In this manuscript, I propose critical nursing scholarship on how religion and spirituality relate to social justice and social transformation in the context of health and healthcare. I look forward to your views on the matter!
I too hope you will read Dr. Reimer-Kirkham’s article and return here to join in a discussion of her ideas! You can download the article at no cost while it is featured on the ANS web site!
As is the tradition of ANS, this current issue of the journal contains articles that will quite likely prompt many interesting
discussions! The issue of human rights might seem to be primarily one that belongs in the realm of politics and policy, but as the authors of the articles in this issue of ANS so aptly demonstrate, human rights are invariably linked to health and well-being. Falk-Rafael and Betker cite a report that says it best: “Social justice is a matter of life and death.”

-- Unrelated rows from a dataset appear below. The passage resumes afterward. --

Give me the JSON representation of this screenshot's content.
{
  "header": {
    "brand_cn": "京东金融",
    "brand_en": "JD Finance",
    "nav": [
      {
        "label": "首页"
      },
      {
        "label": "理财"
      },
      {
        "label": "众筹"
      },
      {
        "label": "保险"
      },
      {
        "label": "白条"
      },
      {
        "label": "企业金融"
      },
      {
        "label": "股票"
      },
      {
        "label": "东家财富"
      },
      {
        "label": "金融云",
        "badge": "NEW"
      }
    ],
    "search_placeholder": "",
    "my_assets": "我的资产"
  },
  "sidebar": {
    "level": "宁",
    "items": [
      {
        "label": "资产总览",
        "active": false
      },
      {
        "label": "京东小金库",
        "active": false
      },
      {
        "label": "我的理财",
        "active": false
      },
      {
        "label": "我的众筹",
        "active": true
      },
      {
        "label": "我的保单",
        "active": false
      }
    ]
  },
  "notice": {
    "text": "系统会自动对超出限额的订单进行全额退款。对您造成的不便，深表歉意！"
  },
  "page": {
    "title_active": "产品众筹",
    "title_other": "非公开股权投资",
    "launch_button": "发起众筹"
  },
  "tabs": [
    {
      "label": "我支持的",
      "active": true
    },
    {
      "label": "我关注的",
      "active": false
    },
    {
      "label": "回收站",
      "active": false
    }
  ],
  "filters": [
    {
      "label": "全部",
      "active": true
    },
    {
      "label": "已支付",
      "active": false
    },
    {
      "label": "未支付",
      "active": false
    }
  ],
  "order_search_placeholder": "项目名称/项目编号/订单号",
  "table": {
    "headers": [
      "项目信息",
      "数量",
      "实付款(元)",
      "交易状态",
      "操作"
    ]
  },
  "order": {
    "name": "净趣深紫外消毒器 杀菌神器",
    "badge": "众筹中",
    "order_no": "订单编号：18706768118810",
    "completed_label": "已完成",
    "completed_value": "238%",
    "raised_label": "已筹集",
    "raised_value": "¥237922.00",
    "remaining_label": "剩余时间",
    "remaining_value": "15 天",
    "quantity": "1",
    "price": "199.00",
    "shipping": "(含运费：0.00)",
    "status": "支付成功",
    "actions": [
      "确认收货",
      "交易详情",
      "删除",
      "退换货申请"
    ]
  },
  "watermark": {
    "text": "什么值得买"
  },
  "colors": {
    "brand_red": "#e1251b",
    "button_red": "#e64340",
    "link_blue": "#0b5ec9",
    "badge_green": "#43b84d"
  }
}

The connection goes even further to encompass the matter of health and illness. The article by Lee titled “Family Homelessness Viewed through the Lens of Health and Human Rights” makes this point very clear – their findings support the conclusion that being treated with dignity and respect is vital to health and well-being.
As nurses we face a fundamental challenge that requires honest reflection on what interests we serve not only in health care, but in the larger society. Florence Nightingale laid a foundation for western nursing as fundamentally serving the best interests of society. By tending to the needs of those who are ill, at risk for illness, vulnerable, or whose well-being is challenged, we also tend to the needs of society. But as nurses worldwide recognize, our social obligation goes beyond tending to individuals, to also taking bold steps to improve the social conditions under which people live and work and to shape public policy that creates those conditions.
In many countries around the world, the basic human needs and rights of the most vulnerable individuals have been undermined by the greed and desires of the few. This is an issue that as nurses we cannot ignore if we take our social duty seriously. It is time to step up to the challenge that faces our communities and nations, and to use our knowledge and our insights to advocate for social justice for all. Take a look at the complete Table of Contents of this current issue of ANS. This is the kind of evidence that nurses provide as a framework from which to build strong arguments that shape strong policies in favor of social justice. Indeed, it is a matter of life and death, of health and illness.